The impact of access to immunization information on vaccine acceptance in three countries

Lori K. Handy, Stefania Maroudi, Maura Powell, Bakanuki Nfila, Charlotte Moser, Ingrid Japa, Ndibo Monyatsi, Elena Tzortzi, Ismini Kouzeli, Anthony Luberti, Maria Theodoridou, Paul Offit, Andrew Steenhoff, Judy A. Shea, Kristen A. Feemster

PLoS One. 2017; 12(8): e0180759, doi: 10.1371/journal.pone.0180759


Introduction: Vaccine acceptance is a critical component of sustainable immunization programs, yet rates of vaccine hesitancy are rising. Increased access to misinformation through media and antivaccine advocacy is an important contributor to hesitancy in the United States and other high-income nations with robust immunization programs.  Little is known about the content and effect of information sources on attitudes toward vaccination in settings with rapidly changing or unstable immunization programs.

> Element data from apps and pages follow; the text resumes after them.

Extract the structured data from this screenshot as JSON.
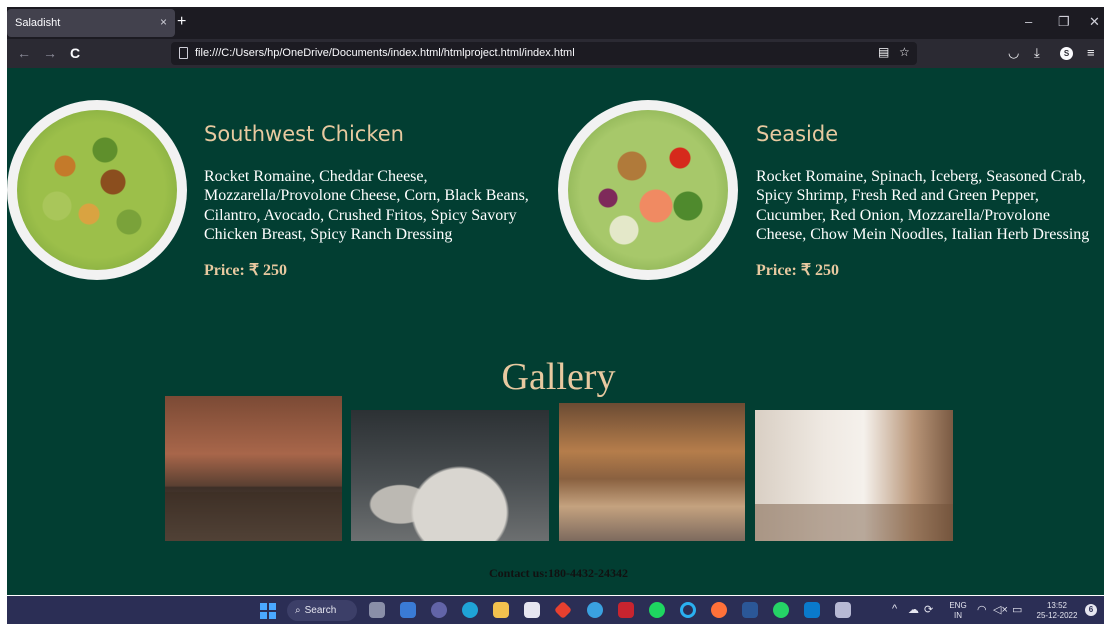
{
  "browser": {
    "tab_title": "Saladisht",
    "tab_close": "×",
    "new_tab": "+",
    "url": "file:///C:/Users/hp/OneDrive/Documents/index.html/htmlproject.html/index.html",
    "back": "←",
    "forward": "→",
    "reload": "C",
    "minimize": "–",
    "restore": "❐",
    "close": "✕"
  },
  "menu": {
    "items": [
      {
        "title": "Southwest Chicken",
        "description_lines": [
          "Rocket Romaine, Cheddar Cheese,",
          "Mozzarella/Provolone Cheese, Corn, Black Beans,",
          "Cilantro, Avocado, Crushed Fritos, Spicy Savory",
          "Chicken Breast, Spicy Ranch Dressing"
        ],
        "price": "Price: ₹ 250"
      },
      {
        "title": "Seaside",
        "description_lines": [
          "Rocket Romaine, Spinach, Iceberg, Seasoned Crab,",
          "Spicy Shrimp, Fresh Red and Green Pepper,",
          "Cucumber, Red Onion, Mozzarella/Provolone",
          "Cheese, Chow Mein Noodles, Italian Herb Dressing"
        ],
        "price": "Price: ₹ 250"
      }
    ]
  },
  "gallery": {
    "title": "Gallery"
  },
  "contact": "Contact us:180-4432-24342",
  "taskbar": {
    "search_label": "Search",
    "language": "ENG",
    "region": "IN",
    "time": "13:52",
    "date": "25-12-2022",
    "notification_count": "6"
  },
  "colors": {
    "page_bg": "#023e32",
    "accent": "#e8c9a0",
    "taskbar_bg": "#2b2e55"
  }
}
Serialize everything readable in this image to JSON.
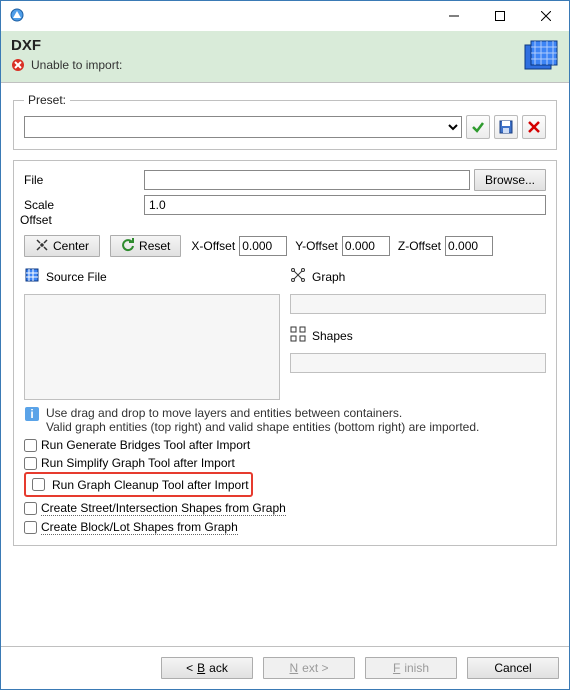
{
  "window": {
    "title": ""
  },
  "header": {
    "title": "DXF",
    "status": "Unable to import:"
  },
  "preset": {
    "legend": "Preset:",
    "value": ""
  },
  "file": {
    "file_label": "File",
    "file_value": "",
    "browse_label": "Browse...",
    "scale_label": "Scale",
    "scale_value": "1.0",
    "offset_label": "Offset",
    "center_label": "Center",
    "reset_label": "Reset",
    "x_label": "X-Offset",
    "x_value": "0.000",
    "y_label": "Y-Offset",
    "y_value": "0.000",
    "z_label": "Z-Offset",
    "z_value": "0.000"
  },
  "bins": {
    "source": "Source File",
    "graph": "Graph",
    "shapes": "Shapes"
  },
  "hint": {
    "line1": "Use drag and drop to move layers and entities between containers.",
    "line2": "Valid graph entities (top right) and valid shape entities (bottom right) are imported."
  },
  "checks": {
    "c1": "Run Generate Bridges Tool after Import",
    "c2": "Run Simplify Graph Tool after Import",
    "c3": "Run Graph Cleanup Tool after Import",
    "c4": "Create Street/Intersection Shapes from Graph",
    "c5": "Create Block/Lot Shapes from Graph"
  },
  "footer": {
    "back": "Back",
    "next": "Next >",
    "finish": "Finish",
    "cancel": "Cancel"
  }
}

Objective: The objective of this study was to explore knowledge and attitudes regarding vaccines and vaccine-preventable diseases among caregivers and immunization providers in Botswana, the Dominican Republic, and Greece and examine how access to information impacts reported vaccine acceptance.

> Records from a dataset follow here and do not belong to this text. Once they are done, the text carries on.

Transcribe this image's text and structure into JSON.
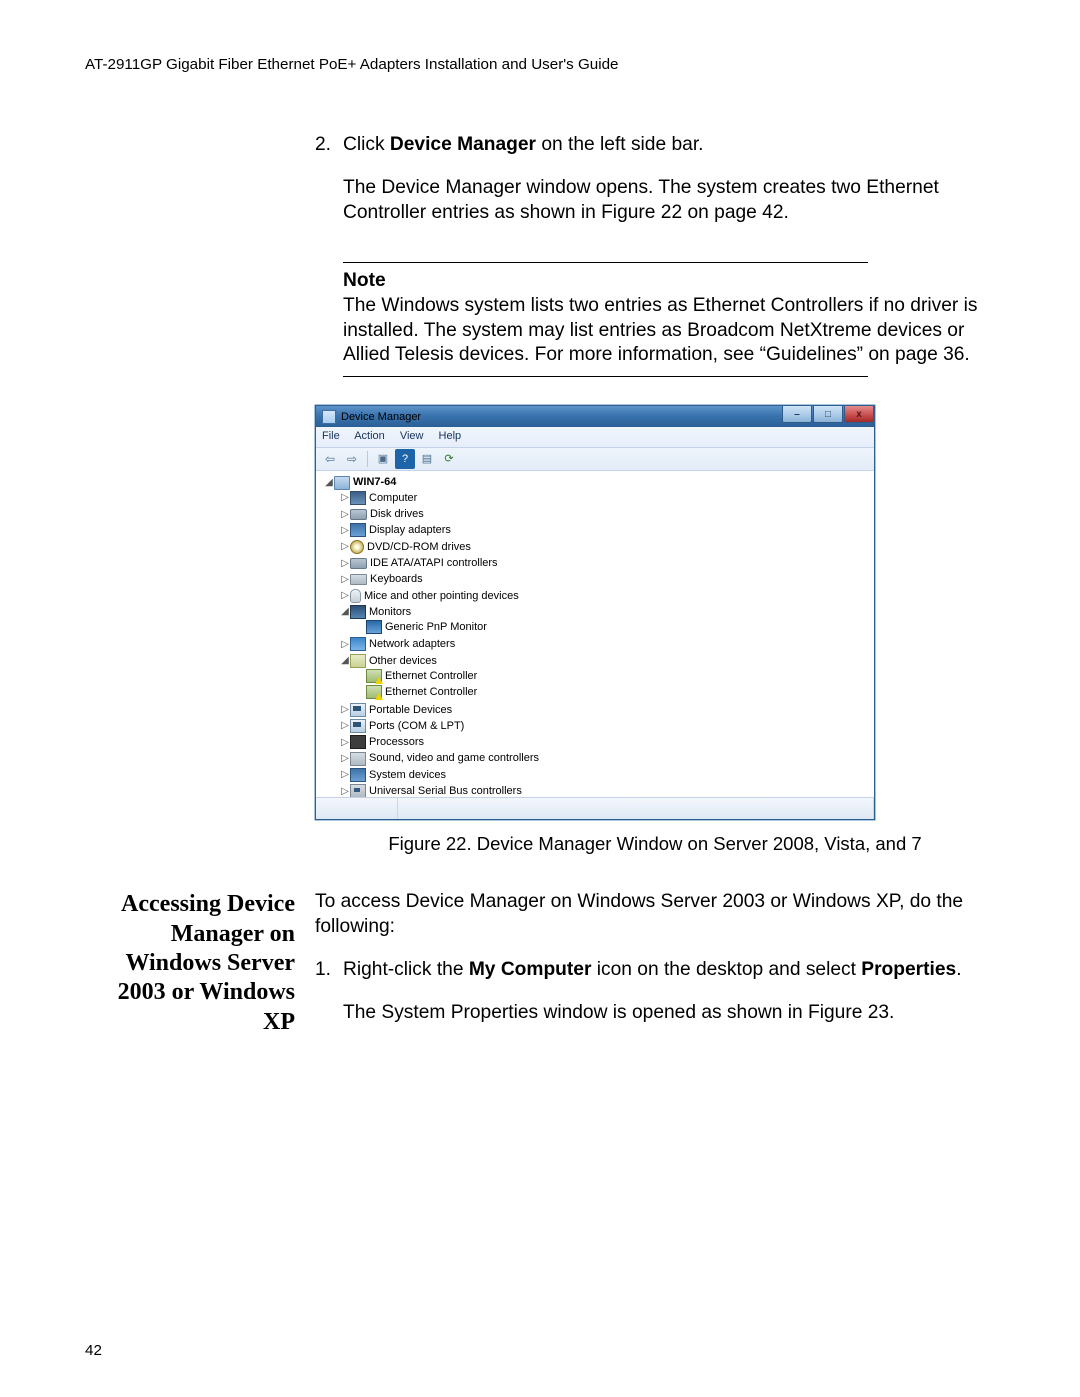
{
  "header": "AT-2911GP Gigabit Fiber Ethernet PoE+ Adapters Installation and User's Guide",
  "page_number": "42",
  "step2": {
    "num": "2.",
    "line": "Click <b>Device Manager</b> on the left side bar.",
    "para": "The Device Manager window opens. The system creates two Ethernet Controller entries as shown in Figure 22 on page 42."
  },
  "note": {
    "title": "Note",
    "body": "The Windows system lists two entries as Ethernet Controllers if no driver is installed. The system may list entries as Broadcom NetXtreme devices or Allied Telesis devices. For more information, see “Guidelines” on page 36."
  },
  "dm": {
    "title": "Device Manager",
    "menus": {
      "file": "File",
      "action": "Action",
      "view": "View",
      "help": "Help"
    },
    "toolbar": {
      "back": "⇦",
      "fwd": "⇨",
      "props": "▣",
      "help": "?",
      "tree": "▤",
      "scan": "⟳"
    },
    "winbtns": {
      "min": "–",
      "max": "□",
      "close": "x"
    },
    "root": "WIN7-64",
    "items": {
      "computer": "Computer",
      "disk": "Disk drives",
      "display": "Display adapters",
      "dvd": "DVD/CD-ROM drives",
      "ide": "IDE ATA/ATAPI controllers",
      "keyboards": "Keyboards",
      "mice": "Mice and other pointing devices",
      "monitors": "Monitors",
      "genmon": "Generic PnP Monitor",
      "network": "Network adapters",
      "other": "Other devices",
      "eth1": "Ethernet Controller",
      "eth2": "Ethernet Controller",
      "portable": "Portable Devices",
      "ports": "Ports (COM & LPT)",
      "processors": "Processors",
      "sound": "Sound, video and game controllers",
      "system": "System devices",
      "usb": "Universal Serial Bus controllers"
    },
    "tw": {
      "open": "◢",
      "closed": "▷"
    }
  },
  "fig_caption": "Figure 22. Device Manager Window on Server 2008, Vista, and 7",
  "section2": {
    "heading": "Accessing Device Manager on Windows Server 2003 or Windows XP",
    "intro": "To access Device Manager on Windows Server 2003 or Windows XP, do the following:",
    "s1_num": "1.",
    "s1": "Right-click the <b>My Computer</b> icon on the desktop and select <b>Properties</b>.",
    "after": "The System Properties window is opened as shown in Figure 23."
  }
}
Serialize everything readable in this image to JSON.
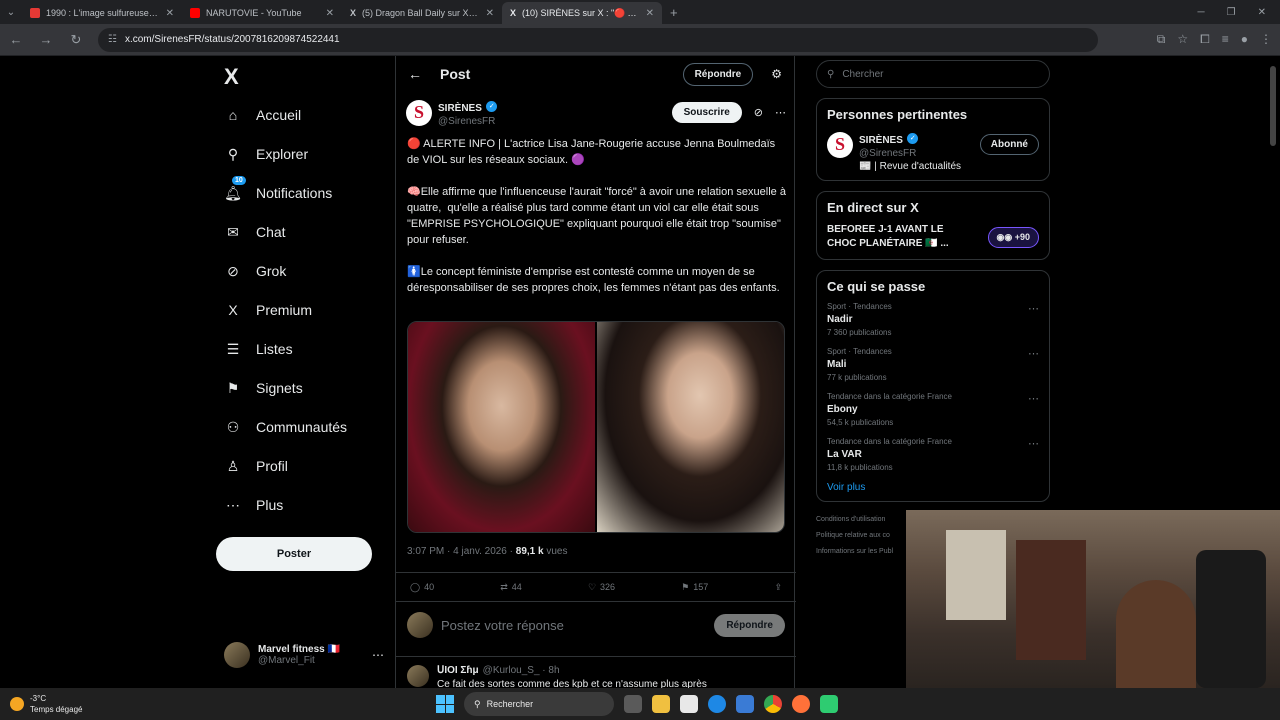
{
  "browser": {
    "tabs": [
      {
        "title": "1990 : L'image sulfureuse du ra",
        "color": "#e53935"
      },
      {
        "title": "NARUTOVIE - YouTube",
        "color": "#ff0000"
      },
      {
        "title": "(5) Dragon Ball Daily sur X : \"Ve",
        "color": "#ffffff"
      },
      {
        "title": "(10) SIRÈNES sur X : \"🔴 ALERT",
        "color": "#ffffff"
      }
    ],
    "url": "x.com/SirenesFR/status/2007816209874522441"
  },
  "nav": {
    "items": [
      {
        "label": "Accueil",
        "icon": "home-icon",
        "glyph": "⌂"
      },
      {
        "label": "Explorer",
        "icon": "search-icon",
        "glyph": "⚲"
      },
      {
        "label": "Notifications",
        "icon": "bell-icon",
        "glyph": "🔔︎"
      },
      {
        "label": "Chat",
        "icon": "mail-icon",
        "glyph": "✉"
      },
      {
        "label": "Grok",
        "icon": "grok-icon",
        "glyph": "⊘"
      },
      {
        "label": "Premium",
        "icon": "x-icon",
        "glyph": "X"
      },
      {
        "label": "Listes",
        "icon": "list-icon",
        "glyph": "☰"
      },
      {
        "label": "Signets",
        "icon": "bookmark-icon",
        "glyph": "⚑"
      },
      {
        "label": "Communautés",
        "icon": "people-icon",
        "glyph": "⚇"
      },
      {
        "label": "Profil",
        "icon": "person-icon",
        "glyph": "♙"
      },
      {
        "label": "Plus",
        "icon": "more-circle-icon",
        "glyph": "⋯"
      }
    ],
    "notif_badge": "10",
    "post_button": "Poster",
    "account": {
      "name": "Marvel fitness 🇫🇷",
      "handle": "@Marvel_Fit"
    }
  },
  "main": {
    "title": "Post",
    "reply_button": "Répondre",
    "tweet": {
      "author": "SIRÈNES",
      "handle": "@SirenesFR",
      "subscribe": "Souscrire",
      "paragraphs": [
        "🔴 ALERTE INFO | L'actrice Lisa Jane-Rougerie accuse Jenna Boulmedaïs de VIOL sur les réseaux sociaux. 🟣",
        "🧠Elle affirme que l'influenceuse l'aurait \"forcé\" à avoir une relation sexuelle à quatre,  qu'elle a réalisé plus tard comme étant un viol car elle était sous \"EMPRISE PSYCHOLOGIQUE\" expliquant pourquoi elle était trop \"soumise\" pour refuser.",
        "🚺Le concept féministe d'emprise est contesté comme un moyen de se déresponsabiliser de ses propres choix, les femmes n'étant pas des enfants."
      ],
      "time": "3:07 PM · 4 janv. 2026 · ",
      "views": "89,1 k",
      "views_label": " vues",
      "replies": "40",
      "retweets": "44",
      "likes": "326",
      "bookmarks": "157"
    },
    "reply_placeholder": "Postez votre réponse",
    "reply_submit": "Répondre",
    "next_reply": {
      "author": "ՍIOI Ʃɦμ",
      "handle": "@Kurlou_S_ · 8h",
      "text": "Ce fait des sortes comme des kpb et ce n'assume plus après"
    }
  },
  "right": {
    "search_placeholder": "Chercher",
    "relevant_title": "Personnes pertinentes",
    "relevant": {
      "name": "SIRÈNES",
      "handle": "@SirenesFR",
      "bio": "📰 | Revue d'actualités",
      "button": "Abonné"
    },
    "live_title": "En direct sur X",
    "live": {
      "text": "BEFOREE J-1 AVANT LE CHOC PLANÉTAIRE 🇩🇿 ...",
      "count": "+90"
    },
    "trends_title": "Ce qui se passe",
    "trends": [
      {
        "category": "Sport · Tendances",
        "name": "Nadir",
        "count": "7 360 publications"
      },
      {
        "category": "Sport · Tendances",
        "name": "Mali",
        "count": "77 k publications"
      },
      {
        "category": "Tendance dans la catégorie France",
        "name": "Ebony",
        "count": "54,5 k publications"
      },
      {
        "category": "Tendance dans la catégorie France",
        "name": "La VAR",
        "count": "11,8 k publications"
      }
    ],
    "see_more": "Voir plus",
    "footer": [
      "Conditions d'utilisation",
      "Politique relative aux co",
      "Informations sur les Publ"
    ]
  },
  "taskbar": {
    "temp": "-3°C",
    "weather": "Temps dégagé",
    "search": "Rechercher"
  },
  "colors": {
    "accent": "#1d9bf0",
    "bg": "#000000",
    "border": "#2f3336"
  }
}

Methods: We conducted 37 focus groups and 14 semi-structured interviews with 96 providers and 153 caregivers in Botswana, the Dominican Republic, and Greece. Focus groups were conducted in Setswana, English, Spanish, or Greek; digitally recorded; and transcribed.Transcripts were translated into English, coded in qualitative data analysis software (NVivo 10, QSR International, Melbourne, Australia), and analyzed for common themes.

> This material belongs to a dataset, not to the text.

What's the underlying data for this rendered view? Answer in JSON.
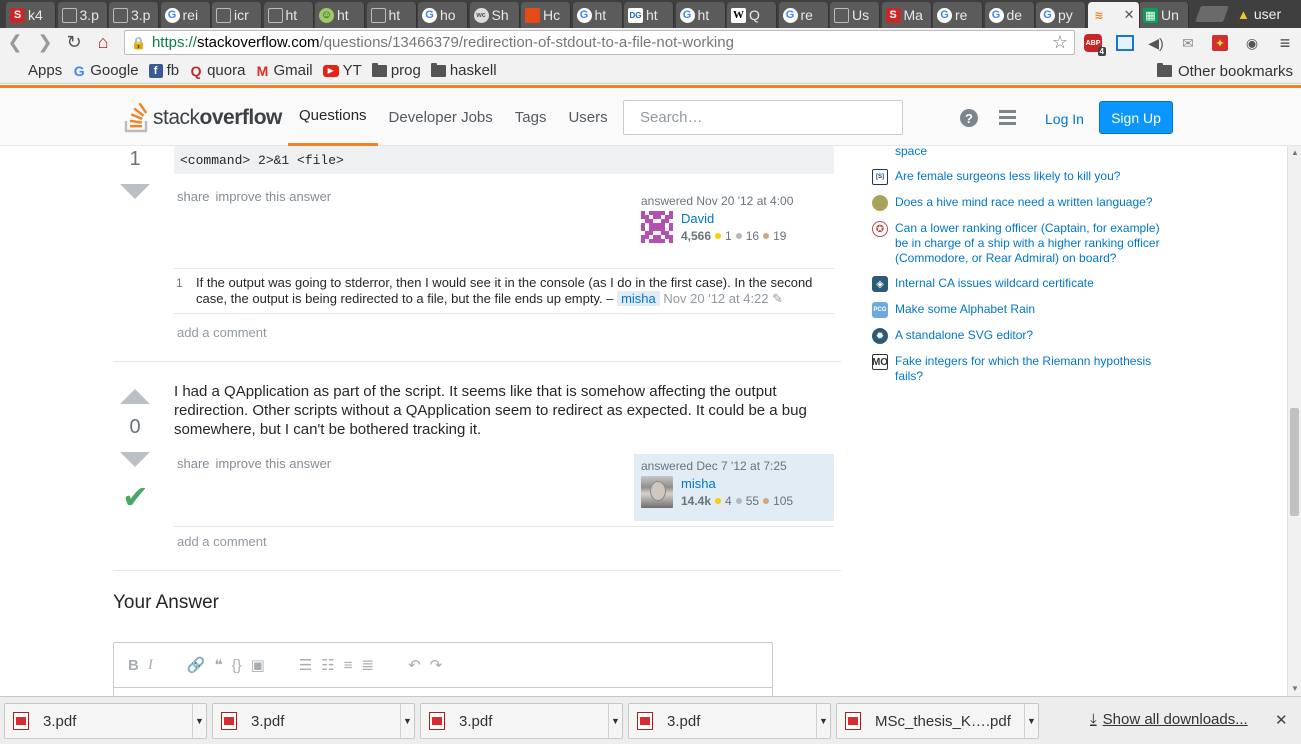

Results: Dominant themes in all three countries included identification of health care providers or medical literature as the primary source of vaccine information, yet participants reported insufficient communication about vaccines was available. Comments about level of trust in the health care system and government contrasted between sites, with the highest level of trust reported in Botswana but lower levels of trust in Greece.

Conclusions: In Botswana, the Dominican Republic, and Greece, participants expressed reliance on health care providers for information and demonstrated a need for more communication about vaccines. Trust in the government and health care system influenced vaccine acceptance differently in each country, demonstrating the need for country-specific data that focus on vaccine acceptance to fully understand which drivers can be leveraged to improve implementation of immunization programs.